The history of Hembury Hillfort
Hembury is an archaeological site of national importance and is protected as a scheduled monument. It is a ‘multivallate’ Iron Age hillfort, a rare monument of which only around 100 examples are recorded in England. It is vitally important to understanding the nature of settlement and social organisation in the Iron Age period and of major importance to Neolithic studies.
Excavations revealed that occupation began in the early Neolithic (New Stone Age), nearly 6,000 years ago. Two interrupted circuits of banks and ditches, a ‘causewayed enclosure’, separated the southernmost tip from the rest of the spur. One of Devon’s earliest farming communities may have used this for social and ceremonial gatherings. Recent dating work by Cardiff University has put the earliest use of the site at about 3700 BC.
The earthworks that can be seen today date from the Middle Iron Age (about the 3rd Century BC) but overlie an earlier Iron Age defensive circuit.
The Society’s excavations, and more recent geophysical survey undertaken by Dr Wilkes of Bournemouth University, shed new light on the Neolithic structure of the hillfort and showed that the interior contained circular houses and other structures, typical of the Iron Age. The finds from the Society’s excavations are looked after by the Royal Albert Memorial Museum in Exeter, where many of them can be seen on display.
Excavations by Professor Malcolm Todd in the 1980s confirmed more of the hillfort’s complex past. During the conquest of the South West around 50 AD, the Roman army re-occupied this strong defensive position for a short time before establishing a longer-lived fortification just west of present-day Honiton.
Hembury Hill is a very special place, combining natural beauty and historic significance. You can still stand on its Iron Age ramparts today and look out over the surrounding countryside, much as our ancestors would have done over two thousand years ago. Historic England is delighted to have played a part in securing its future.
Managing the site
Historic England and the DAS, along with many partners and dedicated volunteers, have been involved in the management of Hembury Hillfort for many years.
In 2008, Hembury was in poor condition with limited access, leading to its addition to Historic England’s Heritage at Risk register. Subsequently, a Countryside Stewardship Scheme was agreed upon for the site, which secured funding from Natural England to support management works at the hillfort. Historic England also funded conservation works and other improvements, including new signage.
The Society and Bournemouth University carried out a geophysical survey of the entire interior of the monument in 2016, with funding from Devon County Council, to inform decisions about the site’s future management. This also produced crucial new information about the hillfort’s history.
Following years of careful conservation, Hembury Hillfort was removed from the Heritage at Risk register in 2018. The Society continues to organise working parties to control scrub growth and carry out archaeological fieldwork.

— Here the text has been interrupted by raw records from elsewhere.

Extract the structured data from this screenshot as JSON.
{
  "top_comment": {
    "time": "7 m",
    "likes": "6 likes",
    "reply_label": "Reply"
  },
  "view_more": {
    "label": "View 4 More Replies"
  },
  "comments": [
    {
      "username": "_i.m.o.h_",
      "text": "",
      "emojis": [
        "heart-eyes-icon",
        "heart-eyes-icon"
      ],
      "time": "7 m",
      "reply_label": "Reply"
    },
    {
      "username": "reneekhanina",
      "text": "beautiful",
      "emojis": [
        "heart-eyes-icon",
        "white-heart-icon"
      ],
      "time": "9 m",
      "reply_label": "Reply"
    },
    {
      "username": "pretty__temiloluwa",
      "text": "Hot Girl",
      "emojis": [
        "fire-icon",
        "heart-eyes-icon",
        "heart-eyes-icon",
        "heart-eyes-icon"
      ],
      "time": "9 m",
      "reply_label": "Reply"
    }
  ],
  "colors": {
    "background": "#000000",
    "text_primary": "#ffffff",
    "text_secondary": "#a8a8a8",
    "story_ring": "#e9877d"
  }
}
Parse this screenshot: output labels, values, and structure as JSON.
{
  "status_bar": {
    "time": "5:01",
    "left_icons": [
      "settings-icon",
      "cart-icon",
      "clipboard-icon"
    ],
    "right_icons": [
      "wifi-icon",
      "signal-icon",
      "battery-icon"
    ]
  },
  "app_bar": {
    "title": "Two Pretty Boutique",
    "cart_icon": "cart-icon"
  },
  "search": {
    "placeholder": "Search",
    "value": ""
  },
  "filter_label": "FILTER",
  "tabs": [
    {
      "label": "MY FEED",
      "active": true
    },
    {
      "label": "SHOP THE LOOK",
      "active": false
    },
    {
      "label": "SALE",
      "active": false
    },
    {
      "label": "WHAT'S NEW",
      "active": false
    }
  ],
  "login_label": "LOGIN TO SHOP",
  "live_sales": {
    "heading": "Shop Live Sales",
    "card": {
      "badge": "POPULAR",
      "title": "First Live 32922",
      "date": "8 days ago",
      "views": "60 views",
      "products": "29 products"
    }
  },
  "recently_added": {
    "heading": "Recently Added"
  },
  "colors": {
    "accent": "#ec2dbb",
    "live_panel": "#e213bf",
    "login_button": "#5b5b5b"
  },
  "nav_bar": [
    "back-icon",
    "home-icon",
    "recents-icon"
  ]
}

The DAS hopes to manage the site for its nature conservation and archaeological significance. To this end, it has recently signed a Memorandum of Understanding with the Devon Wildlife Trust, intending to secure joint management. The DAS will work with Devon County Council, the Devon Wildlife Trust, and the Blackdown Hills AONB Partnership to achieve this.
Historic England has recently awarded £15,000 for a three-year management agreement for the site. The funding is to support the DAS in regularly maintaining the hillfort, including managing vegetation, which can damage archaeological deposits, and maintaining a healthy grass cover.
Hembury Hillfort is open to visitors using public rights of way as long as they respect its archaeological and nature conservation importance.